You know that feeling when you’re looking at a painting and there’s something about it that just draws you in? In Li Xinsheng’s watercolours I find the birds flying overhead to be the element that catches my eye.
We are used to seeing art on the wall. So much so that how often do we walk into a house and not even notice what’s there?
There is a way to provide contrast with a form of art that didn’t hang on the wall because it was part of the wall. These are architectural house elements that were once windows. Traditional Chinese homes didn’t have glass windows, instead they had handmade solid timber windows. They came in an astonishing array of sizes and designs depending on how they were to be used. External windows were sheltered by large overhanging eves and they were covered in rice paper. The panels were often ornately carved with decorations that carried timeless and universal messages wishing the family to enjoy long, happy and prosperous lives. Every now and then you’ll come across a piece like this panel that immediately piques your interest and curiosity.

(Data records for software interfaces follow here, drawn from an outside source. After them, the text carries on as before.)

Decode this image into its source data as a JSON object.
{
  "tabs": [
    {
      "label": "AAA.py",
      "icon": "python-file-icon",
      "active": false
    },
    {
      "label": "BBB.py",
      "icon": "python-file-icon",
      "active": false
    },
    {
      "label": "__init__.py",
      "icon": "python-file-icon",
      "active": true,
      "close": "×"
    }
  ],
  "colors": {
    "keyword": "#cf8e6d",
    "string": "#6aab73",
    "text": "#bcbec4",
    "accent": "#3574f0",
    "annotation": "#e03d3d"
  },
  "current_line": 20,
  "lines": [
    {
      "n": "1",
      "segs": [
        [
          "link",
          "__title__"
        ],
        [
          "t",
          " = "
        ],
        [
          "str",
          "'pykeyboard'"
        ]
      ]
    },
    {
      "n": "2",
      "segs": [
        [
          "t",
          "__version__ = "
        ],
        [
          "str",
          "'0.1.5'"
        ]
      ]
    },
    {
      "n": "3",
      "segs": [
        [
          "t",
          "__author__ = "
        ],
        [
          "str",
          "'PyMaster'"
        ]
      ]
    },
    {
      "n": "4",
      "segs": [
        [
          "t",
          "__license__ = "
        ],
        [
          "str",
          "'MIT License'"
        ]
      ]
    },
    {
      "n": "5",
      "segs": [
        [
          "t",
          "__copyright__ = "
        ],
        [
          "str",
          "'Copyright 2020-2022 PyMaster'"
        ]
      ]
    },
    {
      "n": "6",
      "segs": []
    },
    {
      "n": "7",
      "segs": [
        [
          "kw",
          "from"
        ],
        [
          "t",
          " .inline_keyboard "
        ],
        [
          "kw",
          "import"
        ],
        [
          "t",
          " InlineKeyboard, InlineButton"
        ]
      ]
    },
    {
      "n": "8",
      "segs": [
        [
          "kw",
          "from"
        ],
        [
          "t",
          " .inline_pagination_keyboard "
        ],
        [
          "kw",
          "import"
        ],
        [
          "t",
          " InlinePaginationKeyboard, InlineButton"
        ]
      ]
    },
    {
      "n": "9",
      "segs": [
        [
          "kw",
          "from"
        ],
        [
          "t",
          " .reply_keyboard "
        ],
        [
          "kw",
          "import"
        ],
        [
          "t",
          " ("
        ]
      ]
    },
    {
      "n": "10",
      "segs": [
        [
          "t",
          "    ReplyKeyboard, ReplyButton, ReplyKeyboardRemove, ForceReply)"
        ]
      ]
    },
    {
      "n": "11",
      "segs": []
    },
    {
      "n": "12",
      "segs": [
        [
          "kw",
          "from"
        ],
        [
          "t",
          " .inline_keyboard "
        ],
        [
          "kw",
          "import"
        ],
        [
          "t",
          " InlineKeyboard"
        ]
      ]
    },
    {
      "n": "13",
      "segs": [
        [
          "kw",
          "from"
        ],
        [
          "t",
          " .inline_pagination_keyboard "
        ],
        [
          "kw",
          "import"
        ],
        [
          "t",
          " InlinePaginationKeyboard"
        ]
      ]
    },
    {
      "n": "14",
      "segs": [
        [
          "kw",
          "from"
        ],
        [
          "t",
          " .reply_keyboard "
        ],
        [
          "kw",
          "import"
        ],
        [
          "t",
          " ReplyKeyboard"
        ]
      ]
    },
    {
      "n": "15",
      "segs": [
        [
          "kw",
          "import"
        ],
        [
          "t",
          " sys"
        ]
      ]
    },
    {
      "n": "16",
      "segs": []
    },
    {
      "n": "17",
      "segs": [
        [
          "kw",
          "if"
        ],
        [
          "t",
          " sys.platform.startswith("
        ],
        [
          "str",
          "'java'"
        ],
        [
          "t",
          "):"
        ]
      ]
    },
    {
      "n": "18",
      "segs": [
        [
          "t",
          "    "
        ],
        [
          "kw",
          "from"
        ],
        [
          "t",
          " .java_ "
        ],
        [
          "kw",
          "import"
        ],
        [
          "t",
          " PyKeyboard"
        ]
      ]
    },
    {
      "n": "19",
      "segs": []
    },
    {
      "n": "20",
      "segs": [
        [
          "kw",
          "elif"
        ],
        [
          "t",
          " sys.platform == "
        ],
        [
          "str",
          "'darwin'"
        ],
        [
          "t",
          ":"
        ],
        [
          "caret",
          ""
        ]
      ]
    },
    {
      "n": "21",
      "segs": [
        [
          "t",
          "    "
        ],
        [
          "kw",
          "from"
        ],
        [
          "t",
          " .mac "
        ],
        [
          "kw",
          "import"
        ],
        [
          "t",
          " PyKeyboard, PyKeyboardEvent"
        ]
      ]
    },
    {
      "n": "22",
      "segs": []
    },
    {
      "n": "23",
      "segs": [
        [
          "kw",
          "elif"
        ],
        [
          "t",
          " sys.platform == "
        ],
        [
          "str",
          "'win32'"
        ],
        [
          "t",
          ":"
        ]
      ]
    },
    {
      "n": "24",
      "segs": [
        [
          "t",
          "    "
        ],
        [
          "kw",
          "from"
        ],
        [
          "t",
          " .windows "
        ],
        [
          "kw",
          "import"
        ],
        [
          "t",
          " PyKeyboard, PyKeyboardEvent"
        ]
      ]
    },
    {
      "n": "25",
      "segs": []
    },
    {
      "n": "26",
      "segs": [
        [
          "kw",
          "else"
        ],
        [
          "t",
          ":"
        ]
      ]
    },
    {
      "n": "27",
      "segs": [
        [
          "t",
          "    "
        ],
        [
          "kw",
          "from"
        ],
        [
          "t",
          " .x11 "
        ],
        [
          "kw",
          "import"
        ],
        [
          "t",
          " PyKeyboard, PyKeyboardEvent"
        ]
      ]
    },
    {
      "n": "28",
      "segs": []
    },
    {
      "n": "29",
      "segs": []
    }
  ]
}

The lower panel has a monkey shaking a wasp’s nest. Behind him is a box wrapped in a ribbon. The meaning lies in the Chinese love of linguistic puns. The Chinese language has many words with the same sound but different written characters and therefore different meanings. Here the word for wasp is “feng” and the word for money is “hou”. Change the words but keep the pronunciation and it means to be conferred the rank of marquis. Such scenes are called rebuses. A rebus is a representation of words by pictures.
And the box behind the monkey? That’s the official insignia wrapped up ready to open.
The monkey is standing on a branch of plum blossom, each petal representing one of the Five Blessings of happiness, good health, love of virtue, long life and a peaceful death. The adjacent bamboo is another longevity symbol. The bottom corner has bats. These are symbols of happiness – another rebus as the words for bat and happiness share the same pronunciation.
The small panel above has a fruit called Buddha’s Hand which is a longevity symbol. The top open panel has double circles and double lozenges that are part of the Eight Treasures that include wishes for wealth. There is also the four-petal peach blossom that symbolises long life.
Window panels make interesting three dimensional art and their cultural iconography brings a meaningful contrast to other art forms. They can sit by themselves or together with an existing collection.
These and other fascinating pieces are available to purchase from our online exhibition Oriental: Art and Architecture